Asked about the possibility of expanding the use of lateral flow tests, the department said more than 70% of local authorities in England were already offering rapid testing to those who are unable to work from home and pointed to the drive to widen the availability of quick-result testing to businesses with more than 50 employees.
A DHSC spokesman said: "We have not finalised further plans for testing."
In a possible indication of what Mr Johnson could announce next week, First Minister Nicola Sturgeon has set out a phased return for schools in Scotland.
Primary school children between the ages of four and eight will be back in their classrooms from Monday, along with some senior students needing to do practical work for qualifications - but Ms Sturgeon stressed it was "unlikely" any more youngsters would go back before March 15.
The SNP leader was also cautious about holidays, telling people the Government was "likely to advise against booking Easter holidays" either overseas or within Scotland, as it was "highly unlikely" that hotels and self-catering accommodation will have been able to open by then.
For the summer, she said holidays in Scotland "might be" possible - although foreign travel was still "highly unlikely" to be permitted.
In Northern Ireland, the country's education minister said a definitive decision might be made on Thursday about when schools can reopen.

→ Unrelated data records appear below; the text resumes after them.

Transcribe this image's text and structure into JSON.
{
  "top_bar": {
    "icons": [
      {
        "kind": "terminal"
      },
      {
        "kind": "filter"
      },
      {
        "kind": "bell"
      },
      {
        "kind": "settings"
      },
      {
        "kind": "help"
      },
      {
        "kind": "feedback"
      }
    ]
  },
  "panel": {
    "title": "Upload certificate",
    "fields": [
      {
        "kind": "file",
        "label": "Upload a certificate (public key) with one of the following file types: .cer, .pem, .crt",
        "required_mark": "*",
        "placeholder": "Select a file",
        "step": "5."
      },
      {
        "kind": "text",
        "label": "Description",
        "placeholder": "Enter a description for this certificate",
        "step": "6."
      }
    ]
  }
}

The Stormont Executive has already said it will be March 8 at the earliest before schools can open their gates to more pupils.